(Excerpts from an interface dataset)
☆ ☆ ☆

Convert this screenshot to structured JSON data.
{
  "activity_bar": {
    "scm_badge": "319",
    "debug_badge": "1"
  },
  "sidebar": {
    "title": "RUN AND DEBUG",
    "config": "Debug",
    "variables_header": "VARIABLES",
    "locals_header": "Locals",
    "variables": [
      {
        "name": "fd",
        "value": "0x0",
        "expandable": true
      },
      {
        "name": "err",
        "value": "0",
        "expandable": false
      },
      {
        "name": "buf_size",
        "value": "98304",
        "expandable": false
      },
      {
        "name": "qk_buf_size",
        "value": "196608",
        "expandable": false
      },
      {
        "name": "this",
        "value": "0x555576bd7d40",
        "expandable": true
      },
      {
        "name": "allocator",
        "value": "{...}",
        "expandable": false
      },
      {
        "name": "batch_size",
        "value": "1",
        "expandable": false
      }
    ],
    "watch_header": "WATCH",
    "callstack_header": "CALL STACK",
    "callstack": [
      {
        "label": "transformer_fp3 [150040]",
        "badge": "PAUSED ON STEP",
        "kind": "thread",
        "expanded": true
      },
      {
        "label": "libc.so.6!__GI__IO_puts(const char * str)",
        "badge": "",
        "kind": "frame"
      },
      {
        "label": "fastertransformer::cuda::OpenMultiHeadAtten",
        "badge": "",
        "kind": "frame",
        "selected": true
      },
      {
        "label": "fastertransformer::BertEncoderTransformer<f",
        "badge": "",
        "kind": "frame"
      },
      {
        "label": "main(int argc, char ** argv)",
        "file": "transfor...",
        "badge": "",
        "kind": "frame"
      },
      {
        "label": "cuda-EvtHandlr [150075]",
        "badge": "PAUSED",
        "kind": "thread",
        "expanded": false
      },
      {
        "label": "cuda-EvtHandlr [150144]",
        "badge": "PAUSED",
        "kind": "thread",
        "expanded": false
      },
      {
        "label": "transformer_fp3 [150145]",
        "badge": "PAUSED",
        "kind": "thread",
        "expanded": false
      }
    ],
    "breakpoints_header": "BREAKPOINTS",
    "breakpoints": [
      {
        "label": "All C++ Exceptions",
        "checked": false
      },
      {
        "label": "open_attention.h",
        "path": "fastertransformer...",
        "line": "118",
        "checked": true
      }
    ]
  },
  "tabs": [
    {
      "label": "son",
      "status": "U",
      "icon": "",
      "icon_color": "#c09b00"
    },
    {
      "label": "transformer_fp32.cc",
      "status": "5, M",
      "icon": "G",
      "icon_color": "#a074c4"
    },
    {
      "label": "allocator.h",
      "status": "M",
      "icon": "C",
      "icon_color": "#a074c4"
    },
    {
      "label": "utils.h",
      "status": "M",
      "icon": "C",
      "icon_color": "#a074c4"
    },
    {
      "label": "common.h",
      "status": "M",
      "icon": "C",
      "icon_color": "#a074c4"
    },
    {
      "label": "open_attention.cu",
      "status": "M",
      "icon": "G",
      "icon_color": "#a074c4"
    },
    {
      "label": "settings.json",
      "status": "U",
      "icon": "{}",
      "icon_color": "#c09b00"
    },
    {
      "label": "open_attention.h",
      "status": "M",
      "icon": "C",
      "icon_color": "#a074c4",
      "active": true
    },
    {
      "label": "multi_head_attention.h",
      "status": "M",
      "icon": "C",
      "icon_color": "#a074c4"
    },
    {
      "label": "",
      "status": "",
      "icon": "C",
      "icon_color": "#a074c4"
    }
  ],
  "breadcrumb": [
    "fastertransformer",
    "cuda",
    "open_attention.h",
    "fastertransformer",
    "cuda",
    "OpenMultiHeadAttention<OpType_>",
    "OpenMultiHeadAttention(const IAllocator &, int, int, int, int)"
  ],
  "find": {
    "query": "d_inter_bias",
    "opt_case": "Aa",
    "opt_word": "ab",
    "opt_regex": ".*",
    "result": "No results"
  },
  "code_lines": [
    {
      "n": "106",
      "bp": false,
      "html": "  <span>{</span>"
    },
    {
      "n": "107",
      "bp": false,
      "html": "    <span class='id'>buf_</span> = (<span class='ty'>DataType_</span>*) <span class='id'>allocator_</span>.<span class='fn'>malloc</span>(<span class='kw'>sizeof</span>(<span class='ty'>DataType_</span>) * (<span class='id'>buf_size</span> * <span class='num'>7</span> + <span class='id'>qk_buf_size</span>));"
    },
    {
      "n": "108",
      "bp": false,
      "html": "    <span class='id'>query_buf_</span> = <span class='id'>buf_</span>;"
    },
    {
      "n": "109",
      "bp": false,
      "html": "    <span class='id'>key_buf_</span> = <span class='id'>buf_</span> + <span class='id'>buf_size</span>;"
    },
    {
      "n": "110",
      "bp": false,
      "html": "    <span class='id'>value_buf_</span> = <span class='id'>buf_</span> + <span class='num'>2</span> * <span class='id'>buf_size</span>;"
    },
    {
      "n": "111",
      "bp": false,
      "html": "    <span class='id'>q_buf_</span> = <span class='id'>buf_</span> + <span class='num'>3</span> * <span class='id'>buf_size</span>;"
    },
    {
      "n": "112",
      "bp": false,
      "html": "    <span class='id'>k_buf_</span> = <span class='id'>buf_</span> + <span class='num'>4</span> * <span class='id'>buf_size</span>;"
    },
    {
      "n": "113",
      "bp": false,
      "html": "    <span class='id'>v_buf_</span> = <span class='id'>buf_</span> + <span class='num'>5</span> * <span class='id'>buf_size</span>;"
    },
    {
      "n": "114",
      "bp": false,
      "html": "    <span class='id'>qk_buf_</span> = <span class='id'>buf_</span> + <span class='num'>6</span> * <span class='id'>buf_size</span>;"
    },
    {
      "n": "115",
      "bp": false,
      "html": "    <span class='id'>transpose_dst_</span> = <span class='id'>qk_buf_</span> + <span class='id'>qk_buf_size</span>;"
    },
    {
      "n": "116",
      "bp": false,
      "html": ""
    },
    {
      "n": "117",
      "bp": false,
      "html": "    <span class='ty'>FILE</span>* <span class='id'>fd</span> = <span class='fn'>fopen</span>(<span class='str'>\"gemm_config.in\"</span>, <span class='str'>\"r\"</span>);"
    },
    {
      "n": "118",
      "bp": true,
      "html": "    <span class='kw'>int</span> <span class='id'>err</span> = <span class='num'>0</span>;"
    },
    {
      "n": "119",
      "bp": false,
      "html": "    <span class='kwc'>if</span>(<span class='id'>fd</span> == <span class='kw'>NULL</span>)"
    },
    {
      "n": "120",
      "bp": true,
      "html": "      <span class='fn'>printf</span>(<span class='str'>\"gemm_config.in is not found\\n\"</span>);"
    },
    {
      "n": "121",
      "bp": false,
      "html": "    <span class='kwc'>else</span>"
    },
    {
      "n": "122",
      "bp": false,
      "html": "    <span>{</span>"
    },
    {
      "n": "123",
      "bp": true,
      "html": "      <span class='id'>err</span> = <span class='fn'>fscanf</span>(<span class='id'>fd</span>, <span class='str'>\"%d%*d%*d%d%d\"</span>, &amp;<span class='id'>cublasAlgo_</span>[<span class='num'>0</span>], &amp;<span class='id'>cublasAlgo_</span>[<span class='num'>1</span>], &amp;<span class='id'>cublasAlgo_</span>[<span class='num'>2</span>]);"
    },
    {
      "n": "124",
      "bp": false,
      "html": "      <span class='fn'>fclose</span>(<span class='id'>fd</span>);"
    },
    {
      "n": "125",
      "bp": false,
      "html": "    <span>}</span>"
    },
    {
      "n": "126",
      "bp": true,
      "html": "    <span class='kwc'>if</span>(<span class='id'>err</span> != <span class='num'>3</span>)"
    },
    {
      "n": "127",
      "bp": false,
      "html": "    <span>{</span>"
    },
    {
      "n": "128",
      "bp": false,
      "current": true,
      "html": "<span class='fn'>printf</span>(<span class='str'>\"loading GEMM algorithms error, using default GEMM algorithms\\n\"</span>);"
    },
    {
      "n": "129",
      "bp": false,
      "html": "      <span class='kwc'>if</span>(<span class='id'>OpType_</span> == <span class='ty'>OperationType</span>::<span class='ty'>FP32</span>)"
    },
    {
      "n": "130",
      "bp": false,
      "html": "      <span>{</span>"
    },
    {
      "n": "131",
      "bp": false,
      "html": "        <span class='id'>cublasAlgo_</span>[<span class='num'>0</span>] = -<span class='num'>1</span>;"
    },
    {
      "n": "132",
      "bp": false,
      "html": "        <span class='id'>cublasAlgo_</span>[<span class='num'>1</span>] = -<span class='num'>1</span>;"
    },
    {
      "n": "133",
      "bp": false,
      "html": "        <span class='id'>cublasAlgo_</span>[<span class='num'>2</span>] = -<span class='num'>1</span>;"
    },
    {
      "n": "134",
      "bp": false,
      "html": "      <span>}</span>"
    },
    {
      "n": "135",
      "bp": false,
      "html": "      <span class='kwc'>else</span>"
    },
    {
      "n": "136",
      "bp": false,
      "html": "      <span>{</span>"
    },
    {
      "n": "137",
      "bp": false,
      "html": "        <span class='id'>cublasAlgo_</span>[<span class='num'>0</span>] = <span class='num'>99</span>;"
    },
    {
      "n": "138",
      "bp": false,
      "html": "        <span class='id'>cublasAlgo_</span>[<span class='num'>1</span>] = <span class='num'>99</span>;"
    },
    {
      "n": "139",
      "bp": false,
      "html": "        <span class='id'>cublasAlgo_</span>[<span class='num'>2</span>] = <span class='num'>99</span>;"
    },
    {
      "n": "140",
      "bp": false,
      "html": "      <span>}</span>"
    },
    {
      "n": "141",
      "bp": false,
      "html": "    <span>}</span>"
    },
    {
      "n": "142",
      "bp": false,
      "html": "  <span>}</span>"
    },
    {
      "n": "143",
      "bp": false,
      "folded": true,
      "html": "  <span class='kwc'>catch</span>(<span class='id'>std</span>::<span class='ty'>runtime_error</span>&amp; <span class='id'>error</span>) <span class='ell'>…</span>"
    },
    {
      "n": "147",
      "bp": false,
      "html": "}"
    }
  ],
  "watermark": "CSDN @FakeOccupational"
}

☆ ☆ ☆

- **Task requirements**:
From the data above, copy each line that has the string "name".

- **Reply**:
        "name": "fd",
        "name": "err",
        "name": "buf_size",
        "name": "qk_buf_size",
        "name": "this",
        "name": "allocator",
        "name": "batch_size",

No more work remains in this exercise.